As Maher has said about the film, the approach isn’t just to knock religious faith but to examine why and how religion has come to affect human beings:

I’m not trying to mandate that people think anything in particular. I’m just suggesting there’s a different way to think. That’s just free speech.

But when it comes to religion, free speech has been off-limits for many years. 

This film is certainly a counterblast to the notion that religion shouldn’t be discussed openly.

But aside from the subject matter, there are many interesting aspects to the film including three that really stood out for me.

The first involves the theological discussions – many of which descend into unintentional hilarity – such as a conversation with a ‘fake’ Jesus at a religious theme park(!) who Maher informs that the resurrection story is a myth that actually predates Christianity.

The second is the clever editing and use of subtitles which contradict their subjects by voicing concerns or offering points the interviewees forgot to mention. 

(One example is the insertion of doubts expressed by the Americans who drafted the US Constitution, such as Benjamin Franklin, Thomas Jefferson and John Adams when someone suggests America is a ‘Christian’ nation.) 

The third is the rough and ready camera style which doesn’t shy away from showing the barebones crew hovering around Maher or the numerous B-roll shots which explain how they filmed where they did and the difficultirs involved.

In some ways this approach mirrors Borat and I’m sure some of the same tactics and inventive legal releases were used in order to get people to speak.

I am almost willing to guarentee that a lot of UK critics (like some of their US counterparts) will be snooty about this film, adopting a Pontius Pilate stance, saying that whilst they agree with Maher’s thrust, they disapprove of his smugness and unfair ‘attack’ on religion.

In some ways this misses the point of the film – it is meant to defalte the pomposity of religion and make us laugh at the numerous absurdities it has spawned.

The target audience here is not people of faith, but rather the agnostic and atheistic. In a sense it highlights the nonsense of religion in order to advocate the sense openly criticising those you disagree with.
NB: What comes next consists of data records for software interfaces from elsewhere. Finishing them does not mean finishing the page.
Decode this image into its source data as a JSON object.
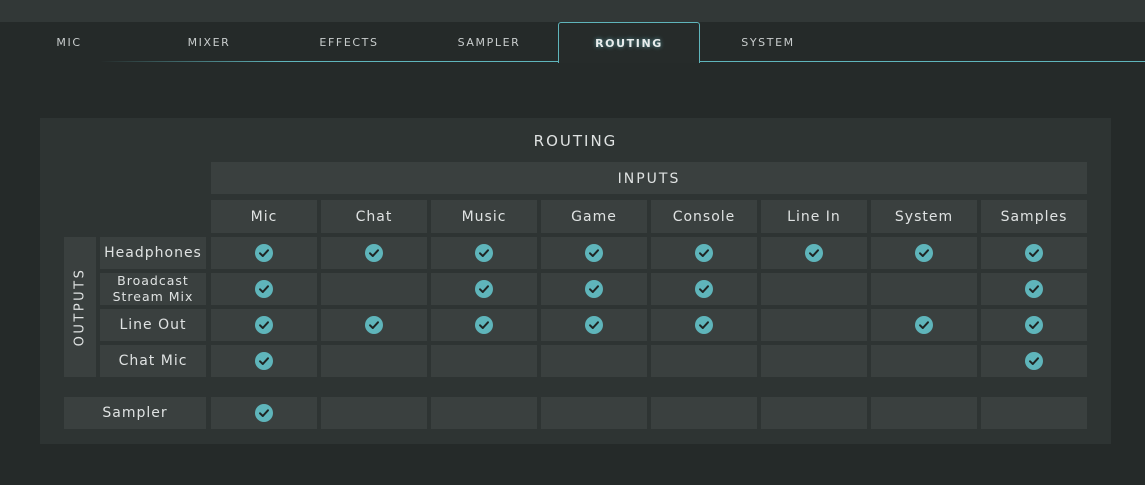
{
  "tabs": [
    {
      "label": "MIC",
      "active": false
    },
    {
      "label": "MIXER",
      "active": false
    },
    {
      "label": "EFFECTS",
      "active": false
    },
    {
      "label": "SAMPLER",
      "active": false
    },
    {
      "label": "ROUTING",
      "active": true
    },
    {
      "label": "SYSTEM",
      "active": false
    }
  ],
  "routing": {
    "title": "ROUTING",
    "inputs_label": "INPUTS",
    "outputs_label": "OUTPUTS",
    "inputs": [
      "Mic",
      "Chat",
      "Music",
      "Game",
      "Console",
      "Line In",
      "System",
      "Samples"
    ],
    "outputs": [
      {
        "name": "Headphones",
        "routes": [
          true,
          true,
          true,
          true,
          true,
          true,
          true,
          true
        ]
      },
      {
        "name": "Broadcast\nStream Mix",
        "routes": [
          true,
          false,
          true,
          true,
          true,
          false,
          false,
          true
        ]
      },
      {
        "name": "Line Out",
        "routes": [
          true,
          true,
          true,
          true,
          true,
          false,
          true,
          true
        ]
      },
      {
        "name": "Chat Mic",
        "routes": [
          true,
          false,
          false,
          false,
          false,
          false,
          false,
          true
        ]
      }
    ],
    "sampler": {
      "name": "Sampler",
      "routes": [
        true,
        false,
        false,
        false,
        false,
        false,
        false,
        false
      ]
    }
  },
  "colors": {
    "accent": "#5fb5bb",
    "background": "#252a29",
    "panel": "#2e3433",
    "cell": "#3a403f"
  },
  "icons": {
    "check": "check-circle-icon"
  }
}
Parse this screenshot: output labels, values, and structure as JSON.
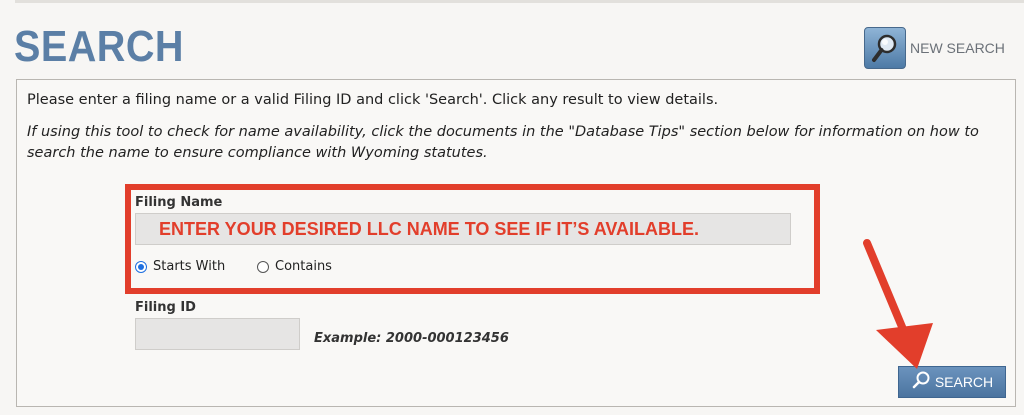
{
  "header": {
    "title": "SEARCH",
    "new_search_label": "NEW SEARCH"
  },
  "instructions": {
    "intro": "Please enter a filing name or a valid Filing ID and click 'Search'. Click any result to view details.",
    "note": "If using this tool to check for name availability, click the documents in the \"Database Tips\" section below for information on how to search the name to ensure compliance with Wyoming statutes."
  },
  "filing_name": {
    "label": "Filing Name",
    "value": "ENTER YOUR DESIRED LLC NAME TO SEE IF IT’S AVAILABLE.",
    "options": [
      {
        "label": "Starts With",
        "checked": true
      },
      {
        "label": "Contains",
        "checked": false
      }
    ]
  },
  "filing_id": {
    "label": "Filing ID",
    "value": "",
    "example": "Example: 2000-000123456"
  },
  "actions": {
    "search_label": "SEARCH"
  },
  "colors": {
    "title": "#5b7fa6",
    "highlight": "#e23e2b",
    "button": "#5b83ae",
    "radio_selected": "#1e6fe0"
  },
  "icons": [
    "magnifier-icon",
    "search-icon"
  ]
}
Whilst many defenders of faith will say they are under attack from ‘smug atheists’ in the ‘liberal media’, surely the events of this decade have shown has dangerous religion can be in the hands of important global figures.

In a world where the current US president has stated that God shapes his foreign policy, religious fanatics encourage acolytes to fly planes into buildings and people are convinced that the Bible is actual fact, this film that shows us doubts worth believing in.   

Religulous is scheduled to open at UK cinemas in December

> Religulous at the IMDb 
> Find out more about Bill Maher and Larry Charles at Wikipedia  
> Reviews for Religulous at Metacritic

Categories
Cinema Documentaries

Trailer: Religulous

This is the first trailer for Religulous, the new documentary about religion with Bill Maher.

> Check out the official website for the film (which is very funny)
> Bill Maher discussing the film last year with Larry King on CNN
> IMDb entry for Religulous

Categories
Amusing Documentaries News

Bill Maher on the Catholic church

US comedian and talkshow host Bill Maher has a new documentary about religion coming out later this year called Religulous.

His recent monologue about Catholicism on his HBO show Real Time has recently been causing some debate in the US: